Shardul Nautiyal, Mumbai
Thursday, September 24, 2020, 08:00 Hrs [IST]
Plasmapheresis for convalescent plasma (CP) therapy is the need of the hour for treating mild to moderate COVID-19 cases supplemented with drug prescribed by infectious disease specialists. It is a short term measure, but an effective one till an efficacious drug or vaccine is available in the market, according to experts.
This is very urgently required as there are only close to 60 plasma banks in the country and hospitals have been struggling to get donors for CP therapy. Blood banks in India are finding it extremely difficult to offer CP on a regular basis to hospitals for COVID-19 patients due to shortage of plasmapheresis machines.
Plasmapheresis is a process in which the liquid part of the blood, or plasma, is separated from the blood cells. Typically, the plasma is replaced with another solution such as saline or albumin, or the plasma is treated and then returned to the body.
“A COVID-19 patient requires 400 ml of plasma and plasmapheresis gives 500 ml of plasma in one sitting as a maximum collection granted by FDA from a human blood while component separation centrifuge method from whole blood gives 200 ml in one sitting or session.
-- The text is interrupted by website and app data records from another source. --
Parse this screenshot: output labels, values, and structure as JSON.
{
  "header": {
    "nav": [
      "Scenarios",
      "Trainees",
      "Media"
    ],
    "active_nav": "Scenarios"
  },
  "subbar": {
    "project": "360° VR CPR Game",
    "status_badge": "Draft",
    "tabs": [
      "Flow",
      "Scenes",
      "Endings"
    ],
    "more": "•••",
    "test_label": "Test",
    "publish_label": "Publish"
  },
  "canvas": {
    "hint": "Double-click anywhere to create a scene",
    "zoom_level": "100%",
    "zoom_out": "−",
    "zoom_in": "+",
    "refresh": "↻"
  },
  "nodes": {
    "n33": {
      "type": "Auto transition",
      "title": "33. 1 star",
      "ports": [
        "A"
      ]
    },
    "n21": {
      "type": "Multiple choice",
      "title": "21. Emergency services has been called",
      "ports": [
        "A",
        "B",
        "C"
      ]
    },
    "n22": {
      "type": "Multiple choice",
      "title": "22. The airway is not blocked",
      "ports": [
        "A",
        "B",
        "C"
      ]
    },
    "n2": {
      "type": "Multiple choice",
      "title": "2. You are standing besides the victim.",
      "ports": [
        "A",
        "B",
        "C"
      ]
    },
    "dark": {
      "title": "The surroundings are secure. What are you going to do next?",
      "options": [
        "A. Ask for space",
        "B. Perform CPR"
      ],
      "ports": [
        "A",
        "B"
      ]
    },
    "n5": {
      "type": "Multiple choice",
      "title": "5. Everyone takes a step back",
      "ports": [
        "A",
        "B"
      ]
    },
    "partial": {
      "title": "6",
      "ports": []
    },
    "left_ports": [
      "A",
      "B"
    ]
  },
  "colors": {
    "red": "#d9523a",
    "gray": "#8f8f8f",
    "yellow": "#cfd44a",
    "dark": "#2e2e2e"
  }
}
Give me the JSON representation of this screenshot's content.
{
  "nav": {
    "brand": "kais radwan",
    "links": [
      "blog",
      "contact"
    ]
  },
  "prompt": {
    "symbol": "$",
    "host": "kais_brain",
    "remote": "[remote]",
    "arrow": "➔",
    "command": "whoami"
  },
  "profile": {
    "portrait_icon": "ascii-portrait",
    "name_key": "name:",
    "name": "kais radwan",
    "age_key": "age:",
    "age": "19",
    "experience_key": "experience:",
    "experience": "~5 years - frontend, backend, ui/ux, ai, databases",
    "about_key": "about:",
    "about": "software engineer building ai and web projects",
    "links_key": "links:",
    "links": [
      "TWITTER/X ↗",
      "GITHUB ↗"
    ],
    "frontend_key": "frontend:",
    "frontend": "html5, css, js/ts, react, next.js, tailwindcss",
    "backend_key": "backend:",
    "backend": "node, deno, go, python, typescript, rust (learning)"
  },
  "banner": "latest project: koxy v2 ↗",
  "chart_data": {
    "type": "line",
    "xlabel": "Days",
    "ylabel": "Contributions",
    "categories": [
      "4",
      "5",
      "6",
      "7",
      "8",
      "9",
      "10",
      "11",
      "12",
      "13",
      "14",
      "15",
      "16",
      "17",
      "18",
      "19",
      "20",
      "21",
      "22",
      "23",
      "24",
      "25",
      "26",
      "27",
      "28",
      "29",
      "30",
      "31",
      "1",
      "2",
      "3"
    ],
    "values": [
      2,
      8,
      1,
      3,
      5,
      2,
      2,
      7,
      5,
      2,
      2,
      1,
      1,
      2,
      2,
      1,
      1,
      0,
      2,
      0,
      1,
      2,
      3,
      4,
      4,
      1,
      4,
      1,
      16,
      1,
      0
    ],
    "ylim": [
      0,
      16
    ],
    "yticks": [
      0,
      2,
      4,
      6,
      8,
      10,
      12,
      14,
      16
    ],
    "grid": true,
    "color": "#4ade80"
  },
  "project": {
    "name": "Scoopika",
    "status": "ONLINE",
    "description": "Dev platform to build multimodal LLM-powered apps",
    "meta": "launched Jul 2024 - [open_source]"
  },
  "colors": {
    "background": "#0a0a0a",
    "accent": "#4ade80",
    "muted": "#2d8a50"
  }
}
As per Indian Council of Medical Research (ICMR) guidelines issued on June 13, 2020, plasma collection should be done by centrifugal separation using an apheresis machine or equipment at the healthcare facility,” said transfusion medicine expert Rajnish Giri.
The issue of unavailability of titration kits has also been raised by clinical experts, blood banks and blood transfusion medicine doctors in the past based on the premise that plasma IgG titer stipulated as per ICMR guidelines of above 1:640 cannot be validated in Indian healthcare settings due to lack of testing kits for the same.
“More than 70,000 patients have been treated with convalescent plasma in the country. It is easily available and cheap, unlike specific drugs or vaccines that will take time to develop, test and produce. The only cost involved in CP therapy is in extraction and storage,” explained pharma consultant Dr Sanjay Agrawal.
Clinical experts have revealed that one can get effective plasma depending upon antibodies available in plasma of recovered COVID-19 patients in the early stages. “Apheresis is not only used for plasma collection for COVID-19 patients but also provides platelets for cancer patients, dengue patients among others.
Transfusion medicine as a specialty has evolved at a faster pace over the last few years and has changed the scenario of blood banking and transfusion cell therapy. It is an untapped market for doctors and hospitals towards optimum utilization of modalities and techniques such as red cell exchange, bone marrow transplant, stem cell, granulocyte collection, immuno-adsorption procedure etc. Today, transfusion medicine doctors are well equipped with the technology and can play a key role for implementation of CP therapy,” Giri further explained.
Dedicated cell in state food and drug administrations (FDA’s) and Central Drugs Standard Control Organisation (CDSCO) for blood banks must be created for implementation of newer medical advancements like CP therapy aligned with the norms of State Blood Transfusion Council (SBTC), National Blood Transfusion Council (NBTC) and corporate hospital blood bank associations, he further added.
“Plasmapheresis is as safe as a blood transfusion. The US Food and Drug Administration (FDA) has approved use of CP for COVID-19 only for
severe or life threatening cases. It makes sense because convalescent plasma is a limited resource and it would be improper to use it extensively in asymptomatic and pre-symptomatic patients for prophylaxis,” concluded Anshu Yadav.
When it comes to West Zone of India, it has less plasmapheresis licenses due to stringent FDA approvals especially with reference to Mumbai which is lacking Infrastructure facility like plasmapheresis machine, trained technicians and lack of compliance to FDA, SBTC, NBTC norms. Not much has been effectively done on this front as compared to North India and South India in terms of treating COVID patients. The turnaround time for getting a license is 15 to 60 days for many standalone blood banks which apply for license for plasmapheresis in the country.